Citing sensitivity to the overall burden of regulation on businesses, the government said it was seeking to avoid measures that would drive inflation while cost of living challenges remain an issue for many consumers.

“A regulatory approach is not suitable at this time, especially when any additional costs may be passed on to consumers”, stated the government, while noting it would instead be looking to improve voluntary reporting by food businesses.

The decision came despite 80% of the nearly 4,000 responses from businesses and individuals to an official consultation indicating that they thought food waste reporting should be compulsory for large companies.

The consultation, which was launched in June 2022, presented three options for an approach to food waste reporting.

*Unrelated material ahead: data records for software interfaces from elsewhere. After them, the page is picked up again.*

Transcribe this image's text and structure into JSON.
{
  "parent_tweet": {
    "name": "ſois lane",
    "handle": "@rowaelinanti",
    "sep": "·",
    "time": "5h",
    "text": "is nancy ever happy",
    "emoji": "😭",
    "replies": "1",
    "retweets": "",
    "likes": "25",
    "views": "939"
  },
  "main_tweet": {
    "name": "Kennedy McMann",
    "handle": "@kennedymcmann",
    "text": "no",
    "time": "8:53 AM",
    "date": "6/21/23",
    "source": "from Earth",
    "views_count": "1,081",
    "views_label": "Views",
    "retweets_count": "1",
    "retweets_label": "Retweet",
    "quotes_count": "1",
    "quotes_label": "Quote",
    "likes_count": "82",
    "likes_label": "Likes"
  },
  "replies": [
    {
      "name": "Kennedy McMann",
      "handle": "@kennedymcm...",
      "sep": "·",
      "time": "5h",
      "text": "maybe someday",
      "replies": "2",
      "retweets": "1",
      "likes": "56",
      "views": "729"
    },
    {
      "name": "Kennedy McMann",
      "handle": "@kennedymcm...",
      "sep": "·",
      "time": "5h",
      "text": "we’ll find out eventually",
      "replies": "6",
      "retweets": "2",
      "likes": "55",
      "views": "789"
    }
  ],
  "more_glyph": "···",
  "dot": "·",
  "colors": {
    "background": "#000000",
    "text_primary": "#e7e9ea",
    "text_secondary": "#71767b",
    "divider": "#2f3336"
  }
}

Option one was to set out an enhanced voluntary agreement, option two was mandatory reporting, while option three was to do nothing and maintain current measures.

While acknowledging the results in an executive summary last week, the government noted that only 39% of respondents identified as large businesses. This, it said, means the majority would not be directly impacted by the regulatory policy.

An impact assessment published last year by the Department for Environment, Food and Rural Affairs gave an estimate of £5.3m for the total average annual reporting costs to business. Total costs across the 12-year appraisal period were estimated to be around five times more for option two than option one.

The government revealed that the voluntary approach to food waste reporting had been broadly successful to date with almost half of large food businesses in England measuring and reporting voluntarily in 2022.

Wrap’s Food Waste Reduction Roadmap Progress Report 2021 revealed that 140 businesses with year-on-year data made a 17% overall reduction in food waste in 2021, worth £365 million, and reported increased efficiency with a 13-15% reduction in waste per tonne of food handled.

However, the consultation discovered that the number of businesses voluntarily reporting food waste had since stalled and was expected to plateau. The government said the voluntary approach would remain in place until at least mid-2025, at which point a review will be undertaken.

From the waste down 

Reducing food waste should be one of the three key areas of sustainability for supply chain operators in the baking sector, according to Délifrance global CSR director Nathalie Genebes.

Large scale bakery manufacturers appear keen to include initiatives to address food waste issues as part of their sustainability achievements and goals. For example, Bakkavor recently reported that food waste levels across its group were down 15.8% year-on-year after implementing a dedicated taskforce, and Premier Foods reported a 11% drop in food waste.

Meanwhile, food waste redistribution charity FareShare launched an urgent appeal for food industry partners including bakeries to help support local organisations facing unprecedented demand.